Wireless also worked out of the box, as did the built-in ethernet jack. And I have blinky lights on my ethernet port! I'd been wishing I had them on the Vaio. A guy shouldn't have to check ethtool every time he needs to see if the hotel network jack is even active. I haven't had a chance to test the PCMCIA slots since, well, what am I going to use them for? The only thing I used it for on my old notebook was wireless, and that's built-in now. I also haven't had the chance, or even inclination to test the modem. It's almost a waste of real estate and resources.
Speaking of a waste of real estate, I also haven't played with the fingerprint scanner. I don't know how much it added to the cost of the machine, but if I could have bought an identical model minus the fingerprint reader and its associated cost, I would have. Some of my coworkers tell me that it's great in Ubuntu, but I've never been a fan.
This model came with a DVD/CD+/-R/RW burner. Sweet! It's not that my external burner really took up a lot of space in my luggage, but I'm glad to no longer have to pack it with me. And even better, this drive is removable! If it dies, I still have a nearly-identical burner laying around that I bought for my Vaio before I realized that actually repairing and replacing parts in a Vaio is no more than a shattered dream.

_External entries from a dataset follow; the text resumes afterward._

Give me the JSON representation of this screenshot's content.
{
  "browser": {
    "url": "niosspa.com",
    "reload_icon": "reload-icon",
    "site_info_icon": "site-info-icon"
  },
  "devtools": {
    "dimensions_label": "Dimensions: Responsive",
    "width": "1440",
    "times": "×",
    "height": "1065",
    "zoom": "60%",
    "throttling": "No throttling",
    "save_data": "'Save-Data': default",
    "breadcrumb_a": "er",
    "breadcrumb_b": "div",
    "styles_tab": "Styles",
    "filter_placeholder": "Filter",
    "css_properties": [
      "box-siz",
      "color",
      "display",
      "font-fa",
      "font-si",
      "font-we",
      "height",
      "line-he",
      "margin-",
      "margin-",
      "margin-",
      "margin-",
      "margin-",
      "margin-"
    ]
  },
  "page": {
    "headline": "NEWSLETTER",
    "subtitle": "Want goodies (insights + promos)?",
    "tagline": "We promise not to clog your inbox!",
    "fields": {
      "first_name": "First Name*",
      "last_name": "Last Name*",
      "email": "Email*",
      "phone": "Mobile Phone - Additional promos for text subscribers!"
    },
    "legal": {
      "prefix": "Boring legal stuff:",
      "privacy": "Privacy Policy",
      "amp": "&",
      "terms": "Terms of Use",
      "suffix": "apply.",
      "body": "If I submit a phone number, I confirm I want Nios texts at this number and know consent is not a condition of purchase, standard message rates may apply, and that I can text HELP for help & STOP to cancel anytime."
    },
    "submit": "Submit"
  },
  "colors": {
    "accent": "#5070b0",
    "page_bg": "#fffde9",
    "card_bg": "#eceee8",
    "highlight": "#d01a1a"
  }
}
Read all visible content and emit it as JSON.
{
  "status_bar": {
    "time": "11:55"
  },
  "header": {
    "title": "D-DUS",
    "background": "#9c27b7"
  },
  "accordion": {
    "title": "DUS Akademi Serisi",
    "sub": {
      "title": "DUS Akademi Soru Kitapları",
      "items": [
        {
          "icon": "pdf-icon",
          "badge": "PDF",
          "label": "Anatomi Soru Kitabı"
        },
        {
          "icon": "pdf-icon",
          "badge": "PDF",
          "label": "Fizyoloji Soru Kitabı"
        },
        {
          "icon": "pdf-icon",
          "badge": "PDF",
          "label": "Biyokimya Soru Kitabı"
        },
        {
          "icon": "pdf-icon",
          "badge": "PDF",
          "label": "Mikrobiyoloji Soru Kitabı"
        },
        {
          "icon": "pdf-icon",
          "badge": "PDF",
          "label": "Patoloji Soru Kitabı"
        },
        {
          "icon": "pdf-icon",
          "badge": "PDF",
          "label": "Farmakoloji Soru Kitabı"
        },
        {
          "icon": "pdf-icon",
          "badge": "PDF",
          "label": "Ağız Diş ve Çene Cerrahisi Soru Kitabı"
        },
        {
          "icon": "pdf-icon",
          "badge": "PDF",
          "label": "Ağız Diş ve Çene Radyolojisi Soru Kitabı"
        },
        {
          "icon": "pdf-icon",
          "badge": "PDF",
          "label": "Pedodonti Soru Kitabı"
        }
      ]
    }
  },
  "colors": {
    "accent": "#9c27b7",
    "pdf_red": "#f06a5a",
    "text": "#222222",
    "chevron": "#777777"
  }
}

There are two keys on the keyboard next to the arrows that I haven't figured out. Each one looks like a page with the corner bent over, with one having an arrow pointing to the left, and the other having an arrow pointing to the right. I don't know what they were supposed to do in the Wild Wacky World of Windows, but it would be kind of cool if I could map them to something in Linux, like switching virtual desktop. The arrow keys are in a decent place, but I still haven't gotten used to the odd placement of the Insert, Delete, Home, End, PgUp and PgDn keys. I imagine that will come with time. It always takes time getting used to a new keyboard. The fact that this keyboard is slightly smaller than the Vaio took about a week to get used to.
There are three USB ports on this guy, two on the left side and one on the right. I have had zero problems with them. I also have a firewire port on the front. I have had zero need to test it. I did note with some dismay that it is the mini variety, which has given me no end to troubles in the past. I don't expect to use it in the future.

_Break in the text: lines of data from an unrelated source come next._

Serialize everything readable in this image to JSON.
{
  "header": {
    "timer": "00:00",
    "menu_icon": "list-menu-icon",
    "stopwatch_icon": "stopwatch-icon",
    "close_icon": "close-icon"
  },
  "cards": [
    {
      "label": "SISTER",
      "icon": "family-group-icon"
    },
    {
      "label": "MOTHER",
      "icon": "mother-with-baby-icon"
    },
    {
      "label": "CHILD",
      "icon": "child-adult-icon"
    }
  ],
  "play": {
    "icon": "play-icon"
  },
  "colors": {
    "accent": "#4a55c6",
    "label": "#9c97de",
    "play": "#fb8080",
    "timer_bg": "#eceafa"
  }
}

In short, while there is some hardware that I'm probably not ever going to bother with, but with the exception of the ThinkVantage button, the stuff that matters all works with Ubuntu. With the exception of the misplaced touchpad that my right palm keeps touching as I type, I find myself far more productive than I ever was on my Vaio, even though the processor is only slightly faster, the hard drive is only slightly larger, the keyboard is just slightly smaller, and the screen is just slightly wider.

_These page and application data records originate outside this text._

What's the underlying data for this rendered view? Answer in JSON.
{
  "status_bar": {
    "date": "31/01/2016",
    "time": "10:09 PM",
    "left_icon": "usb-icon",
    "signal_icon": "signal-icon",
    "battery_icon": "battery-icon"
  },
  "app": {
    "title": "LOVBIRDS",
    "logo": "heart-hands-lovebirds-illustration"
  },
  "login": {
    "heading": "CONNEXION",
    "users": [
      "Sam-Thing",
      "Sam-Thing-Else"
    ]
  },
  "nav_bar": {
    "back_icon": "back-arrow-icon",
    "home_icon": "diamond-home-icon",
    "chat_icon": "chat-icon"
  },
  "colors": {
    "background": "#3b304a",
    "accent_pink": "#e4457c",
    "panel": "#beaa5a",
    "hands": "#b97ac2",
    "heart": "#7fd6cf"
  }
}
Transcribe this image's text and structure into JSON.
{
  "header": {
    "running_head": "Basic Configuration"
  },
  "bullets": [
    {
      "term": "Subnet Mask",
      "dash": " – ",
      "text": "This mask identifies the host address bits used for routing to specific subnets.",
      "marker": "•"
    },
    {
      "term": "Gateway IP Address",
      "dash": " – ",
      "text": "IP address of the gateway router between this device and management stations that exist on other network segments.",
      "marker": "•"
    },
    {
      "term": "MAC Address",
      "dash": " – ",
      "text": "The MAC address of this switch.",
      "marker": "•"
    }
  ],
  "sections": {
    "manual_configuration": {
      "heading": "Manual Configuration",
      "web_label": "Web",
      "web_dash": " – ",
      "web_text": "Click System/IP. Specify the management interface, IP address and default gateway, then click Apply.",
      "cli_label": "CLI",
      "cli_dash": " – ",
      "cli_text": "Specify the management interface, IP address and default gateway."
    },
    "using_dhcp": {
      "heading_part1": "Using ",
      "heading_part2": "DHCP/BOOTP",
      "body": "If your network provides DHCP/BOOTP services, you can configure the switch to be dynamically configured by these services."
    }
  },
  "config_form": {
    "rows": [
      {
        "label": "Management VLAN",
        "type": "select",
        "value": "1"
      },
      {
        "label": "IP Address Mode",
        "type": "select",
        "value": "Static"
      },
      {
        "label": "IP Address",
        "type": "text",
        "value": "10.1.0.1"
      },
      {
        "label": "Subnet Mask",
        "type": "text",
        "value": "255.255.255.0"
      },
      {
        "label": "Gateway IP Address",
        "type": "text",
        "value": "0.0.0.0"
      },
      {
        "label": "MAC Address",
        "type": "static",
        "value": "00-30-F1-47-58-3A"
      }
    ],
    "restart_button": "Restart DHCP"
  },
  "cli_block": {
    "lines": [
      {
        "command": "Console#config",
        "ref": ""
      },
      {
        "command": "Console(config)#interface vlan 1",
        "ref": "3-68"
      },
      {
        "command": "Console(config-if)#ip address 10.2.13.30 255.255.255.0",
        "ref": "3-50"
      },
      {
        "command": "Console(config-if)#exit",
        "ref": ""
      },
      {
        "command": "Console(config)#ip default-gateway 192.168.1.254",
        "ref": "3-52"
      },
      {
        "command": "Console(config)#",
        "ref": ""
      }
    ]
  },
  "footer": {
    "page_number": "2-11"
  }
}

All in all, this seems to be a great notebook for just about any Linux user. In fact, Linux seems to work even better on it than the copy of Windows that it actually shipped with. I wish that Newegg could sell an Ubuntu version of this guy, saving me the cost of the Microsoft tax. I'm increasingly starting to wonder how anybody takes Windows seriously anymore. It lost out to Linux in the server arena long ago (if indeed it ever was ahead), and now it's started to lose out in the desktop world as well. I guess now I'm getting preachy. Sorry about that. The point is, if you're looking for a good notebook to run Linux, I don't see how you could go wrong with a Thinkpad, especially the R61i.